Millions of adults are exposed to traumatic events each year. Shortly after exposure many experience symptoms of posttraumatic stress disorder (PTSD) such as flashbacks, emotional numbing and difficulty sleeping.
Despite this high rate of exposure, little is known about the effectiveness of treatments aimed at preventing and relieving posttraumatic stress symptoms that adults may experience after such events, according to researchers at the RTI-UNC Evidence-based Practice Center.
The article, published online by the American Journal of Preventive Medicine, summarizes the results of a systematic review of clinical interventions for adults exposed to at least one traumatic event such as war, a natural or manmade disaster, motor vehicle accidents, community violence, sexual assault or domestic violence. The U.S. Agency for Healthcare Research and Quality funded the review.

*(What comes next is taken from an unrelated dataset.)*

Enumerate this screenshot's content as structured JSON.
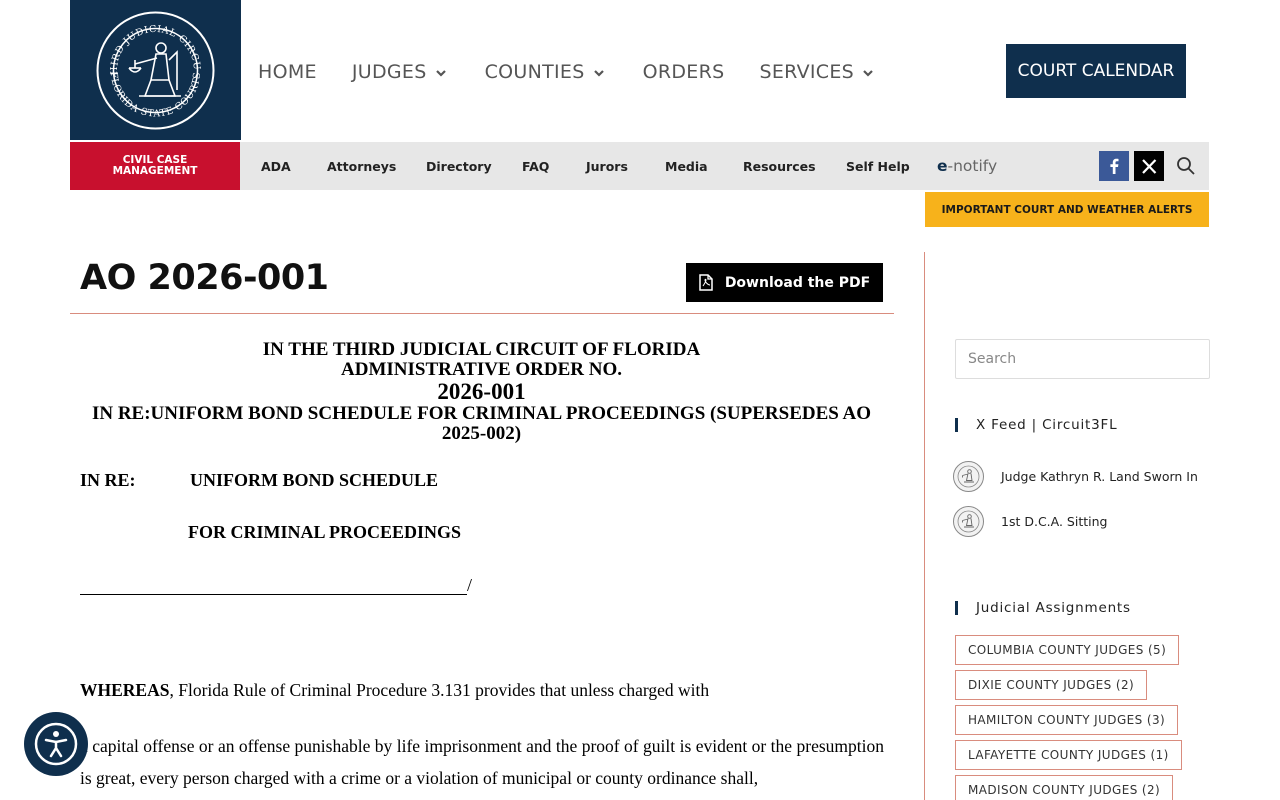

After reviewing 2,563 abstracts, the investigators found 19 studies that met the criteria for inclusion in the review. Only two psychotherapeutic treatments showed possible benefits for adults exposed to trauma. Cognitive behavioral therapy (CBT) in particular was found to be more effective than another type of therapy called supportive counseling for individuals exposed to a traumatic event and who meet the diagnostic criteria for another trauma-related syndrome, Acute Stress Disorder. In addition, a type of therapy called collaborative care (care management, evidence-based pharmacologic interventions, and components of CBT) showed promise to reduce severity of symptoms based on one study.
“Unfortunately, because this body of evidence is so small, the generalizability of these findings is not known,” said Catherine A. Forneris, PhD, ABPP, professor in the Department of Psychiatry in the UNC School of Medicine. “Much more research is needed before we can make definitive conclusions.
Gerald Gartlehner, MD, MPH, of RTI International and Danube University, agrees, “Clinicians and patients have to be aware that while there are many treatments offered for the prevention of PTSD, many lack sufficient scientific evidence. Without sound studies, there is great uncertainty whether traumatized people actually receive the best care.”
The authors recommend immediate attention from funding agencies, clinicians, researchers, policymakers, and other public health authorities to support further, well-designed research that can broaden the evidence base. They suggest that future studies expand their examination of the impact of trauma interventions to a wider range of outcomes such as risk-taking behaviors and suicidality and focus on longer-term indicators of development and functioning.
University of North Carolina Health Care